Bowman said he was unaware of any serious incidents or espionage activities during the Olympic Games in Beijing, which were also mentioned as a “high-threat environment” in the 2008 intelligence report to Congress.
While Bowman said economic espionage is the greatest threat facing Americans who might travel to the World’s Expo, he said countries hosting global events may also try to recruit new spies.
It’s unclear exactly how common it is for an American to be recruited or “assessed” while traveling overseas, but it has happened before.
In November 2009, a former high-ranking State Department intelligence official and his wife, both in their early 70s, pleaded guilty to aiding the Cuban government for nearly 30 years.
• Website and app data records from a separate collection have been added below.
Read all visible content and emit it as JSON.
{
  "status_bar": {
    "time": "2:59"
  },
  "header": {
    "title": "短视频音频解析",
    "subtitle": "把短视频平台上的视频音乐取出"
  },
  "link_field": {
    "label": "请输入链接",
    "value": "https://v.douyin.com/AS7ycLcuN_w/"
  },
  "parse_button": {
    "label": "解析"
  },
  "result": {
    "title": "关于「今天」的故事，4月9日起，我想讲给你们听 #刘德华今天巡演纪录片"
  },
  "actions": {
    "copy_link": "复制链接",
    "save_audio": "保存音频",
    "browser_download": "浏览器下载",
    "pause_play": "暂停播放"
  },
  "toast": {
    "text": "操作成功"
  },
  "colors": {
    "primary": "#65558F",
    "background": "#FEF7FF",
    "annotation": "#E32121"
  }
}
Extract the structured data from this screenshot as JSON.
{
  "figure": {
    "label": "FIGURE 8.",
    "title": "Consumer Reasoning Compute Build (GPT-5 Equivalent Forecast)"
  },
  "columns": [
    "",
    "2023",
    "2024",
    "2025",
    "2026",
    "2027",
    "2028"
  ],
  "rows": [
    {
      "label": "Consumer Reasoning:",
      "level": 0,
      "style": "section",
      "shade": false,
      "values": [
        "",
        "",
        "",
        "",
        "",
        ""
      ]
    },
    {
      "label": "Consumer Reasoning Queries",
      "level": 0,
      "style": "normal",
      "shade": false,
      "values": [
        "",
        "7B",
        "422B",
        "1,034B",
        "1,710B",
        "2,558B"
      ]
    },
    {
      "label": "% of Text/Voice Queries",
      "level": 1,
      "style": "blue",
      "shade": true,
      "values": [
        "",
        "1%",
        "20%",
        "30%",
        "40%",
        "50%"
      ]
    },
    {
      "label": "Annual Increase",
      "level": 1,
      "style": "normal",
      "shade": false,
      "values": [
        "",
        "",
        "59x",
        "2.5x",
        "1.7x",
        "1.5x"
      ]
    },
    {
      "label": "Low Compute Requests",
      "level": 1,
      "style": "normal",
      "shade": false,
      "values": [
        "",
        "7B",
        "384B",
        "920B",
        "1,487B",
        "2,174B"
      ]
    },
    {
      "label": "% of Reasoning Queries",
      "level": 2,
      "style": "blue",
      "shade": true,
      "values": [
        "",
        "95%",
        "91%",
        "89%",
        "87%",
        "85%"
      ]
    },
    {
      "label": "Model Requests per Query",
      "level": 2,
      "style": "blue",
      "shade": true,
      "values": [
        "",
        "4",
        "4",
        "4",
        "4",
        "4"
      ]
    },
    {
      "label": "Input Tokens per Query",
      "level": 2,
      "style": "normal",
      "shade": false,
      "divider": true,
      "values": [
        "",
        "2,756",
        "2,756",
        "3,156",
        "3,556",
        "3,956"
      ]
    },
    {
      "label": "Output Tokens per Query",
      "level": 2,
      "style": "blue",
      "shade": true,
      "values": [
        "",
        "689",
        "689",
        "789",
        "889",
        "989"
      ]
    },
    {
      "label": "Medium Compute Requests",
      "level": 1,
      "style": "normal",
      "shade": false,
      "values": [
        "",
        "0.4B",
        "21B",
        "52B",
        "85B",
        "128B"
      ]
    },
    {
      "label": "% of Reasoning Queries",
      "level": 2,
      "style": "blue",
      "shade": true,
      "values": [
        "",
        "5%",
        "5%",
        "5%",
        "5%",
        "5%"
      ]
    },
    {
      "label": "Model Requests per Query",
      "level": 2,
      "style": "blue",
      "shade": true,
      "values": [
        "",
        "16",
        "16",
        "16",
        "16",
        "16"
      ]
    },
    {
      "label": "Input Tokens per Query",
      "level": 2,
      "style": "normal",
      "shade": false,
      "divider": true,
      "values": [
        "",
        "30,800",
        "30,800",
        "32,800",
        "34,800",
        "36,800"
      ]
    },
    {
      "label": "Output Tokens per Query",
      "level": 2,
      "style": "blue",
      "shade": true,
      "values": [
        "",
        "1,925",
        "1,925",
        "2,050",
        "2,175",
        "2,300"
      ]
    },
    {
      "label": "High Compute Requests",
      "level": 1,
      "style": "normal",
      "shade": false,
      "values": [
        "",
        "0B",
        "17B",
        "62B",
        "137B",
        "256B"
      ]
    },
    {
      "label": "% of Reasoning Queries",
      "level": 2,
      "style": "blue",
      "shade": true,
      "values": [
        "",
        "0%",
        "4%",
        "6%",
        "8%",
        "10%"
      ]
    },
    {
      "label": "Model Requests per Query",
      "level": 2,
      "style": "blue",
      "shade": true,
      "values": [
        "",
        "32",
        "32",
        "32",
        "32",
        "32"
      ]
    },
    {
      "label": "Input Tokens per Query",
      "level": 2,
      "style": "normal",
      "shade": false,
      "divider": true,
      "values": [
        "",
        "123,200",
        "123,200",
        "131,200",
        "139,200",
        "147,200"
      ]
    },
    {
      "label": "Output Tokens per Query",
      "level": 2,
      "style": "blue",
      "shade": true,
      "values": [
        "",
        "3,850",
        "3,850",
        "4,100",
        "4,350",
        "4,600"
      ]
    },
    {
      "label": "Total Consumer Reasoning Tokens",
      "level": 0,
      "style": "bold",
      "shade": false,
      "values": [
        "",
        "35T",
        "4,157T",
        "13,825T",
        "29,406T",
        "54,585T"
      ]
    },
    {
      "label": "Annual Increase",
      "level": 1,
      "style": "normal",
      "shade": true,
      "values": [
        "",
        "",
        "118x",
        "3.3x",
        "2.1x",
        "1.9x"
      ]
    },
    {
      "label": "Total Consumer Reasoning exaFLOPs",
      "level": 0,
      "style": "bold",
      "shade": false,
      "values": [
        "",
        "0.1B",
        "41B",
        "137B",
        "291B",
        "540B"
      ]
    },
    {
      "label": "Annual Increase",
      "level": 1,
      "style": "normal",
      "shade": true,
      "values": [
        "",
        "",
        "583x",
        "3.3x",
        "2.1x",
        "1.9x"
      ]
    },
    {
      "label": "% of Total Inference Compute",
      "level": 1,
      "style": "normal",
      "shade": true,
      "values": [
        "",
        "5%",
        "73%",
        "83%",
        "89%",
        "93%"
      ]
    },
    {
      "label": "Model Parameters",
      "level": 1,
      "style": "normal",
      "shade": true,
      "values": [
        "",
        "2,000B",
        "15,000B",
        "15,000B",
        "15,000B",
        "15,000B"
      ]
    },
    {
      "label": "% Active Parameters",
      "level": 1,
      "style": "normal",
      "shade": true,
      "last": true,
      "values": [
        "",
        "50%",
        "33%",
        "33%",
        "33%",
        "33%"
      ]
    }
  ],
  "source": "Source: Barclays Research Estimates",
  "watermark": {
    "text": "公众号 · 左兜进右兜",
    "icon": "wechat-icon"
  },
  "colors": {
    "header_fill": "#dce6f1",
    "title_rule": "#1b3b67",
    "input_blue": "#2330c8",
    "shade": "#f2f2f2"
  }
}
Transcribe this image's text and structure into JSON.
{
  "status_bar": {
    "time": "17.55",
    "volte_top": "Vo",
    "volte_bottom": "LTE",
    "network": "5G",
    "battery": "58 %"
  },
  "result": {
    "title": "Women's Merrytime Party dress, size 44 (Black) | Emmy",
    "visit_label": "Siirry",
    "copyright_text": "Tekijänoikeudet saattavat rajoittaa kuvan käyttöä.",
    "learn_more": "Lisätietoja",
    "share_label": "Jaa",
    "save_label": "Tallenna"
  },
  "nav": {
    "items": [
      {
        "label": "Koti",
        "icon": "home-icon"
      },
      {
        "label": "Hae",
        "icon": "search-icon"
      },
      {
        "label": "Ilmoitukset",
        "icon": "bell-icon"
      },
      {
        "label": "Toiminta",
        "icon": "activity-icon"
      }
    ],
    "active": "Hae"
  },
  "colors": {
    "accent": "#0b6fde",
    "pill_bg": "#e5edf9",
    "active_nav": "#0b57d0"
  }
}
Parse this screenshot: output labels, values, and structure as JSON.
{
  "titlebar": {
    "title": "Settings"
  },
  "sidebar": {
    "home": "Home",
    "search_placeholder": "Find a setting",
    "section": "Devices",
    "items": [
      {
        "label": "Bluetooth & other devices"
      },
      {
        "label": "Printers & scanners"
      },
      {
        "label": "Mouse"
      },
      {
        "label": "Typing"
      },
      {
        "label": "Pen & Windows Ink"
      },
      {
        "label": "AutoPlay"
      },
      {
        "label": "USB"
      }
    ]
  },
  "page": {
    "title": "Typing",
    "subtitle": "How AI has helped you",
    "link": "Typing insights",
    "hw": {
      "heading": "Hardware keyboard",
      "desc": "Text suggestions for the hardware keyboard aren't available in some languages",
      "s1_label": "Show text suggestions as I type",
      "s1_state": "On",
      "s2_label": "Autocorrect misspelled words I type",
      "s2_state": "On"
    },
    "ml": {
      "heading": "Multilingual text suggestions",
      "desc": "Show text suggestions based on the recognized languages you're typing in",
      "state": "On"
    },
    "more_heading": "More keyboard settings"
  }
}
Three decades earlier, in December 1978, Walter Kendall Myers, then a State Department employee with an affinity for Cuba, visited the communist country for two weeks.
That trip “provided [Cuban intelligence] with the opportunity to assess and or develop Kendall Myers as a Cuban agent,” according to court documents filed by the FBI.
As for China, a federal law enforcement official who deals with intelligence matters said the nation “continues to pose a threat,” particularly an economic espionage threat, and a State Department official said the U.S. government has “concerns for all Americans traveling to China under all circumstances.”
“Although the Expo may concentrate more business people together during a short time period, that does not change the risk,” said the State Department official, who spoke on the condition of anonymity.
But, the official said, Americans from U.S. firms have likely taken precautions, since “most of those companies have been doing business in China for years and know the drill.”
In addition, the State Department’s Overseas Advisory Council warns and educates private businesses about potential threats and methods for protecting sensitive information.
China has spent $45 billion to host the World’s Expo, which opens Friday night with a ceremony and fireworks display.
The United States has spent more than $60 million to participate and build a pavilion representing America, with financial support from several major U.S. companies, including Boeing, PepsiCo, General Electric, and Proctor and Gamble.
In a letter to the American Chamber of Commerce in Shanghai, U.S. Secretary of State Hillary Clinton said it is “crucial for the United States to be present” and support the Expo’s environmental theme of “Better City, Better Life.”
Meanwhile, the World Expo’s promotional video said China “loves international communication and world peace.”
“Because China is undergoing a reform and opening process, it needs to expand exchanges and learn from the development experiences of other countries by hosting this successful and unforgettable World Expo,” the video said.
In fact, China is likely to become the world’s second largest economy later this year, according the U.S. intelligence community’s annual threat assessment for 2010.
Presenting the assessment to Congress in February, Director of National Intelligence Dennis Blair noted that China has played a “central role” in the response to the global economic crisis.
“[China] has served as one of the key engines for global recovery, reinforcing perceptions of its increasing economic and diplomatic influence,” he said.
Fox News requested comment for this article from the Chinese Embassy in Washington, but no response was provided.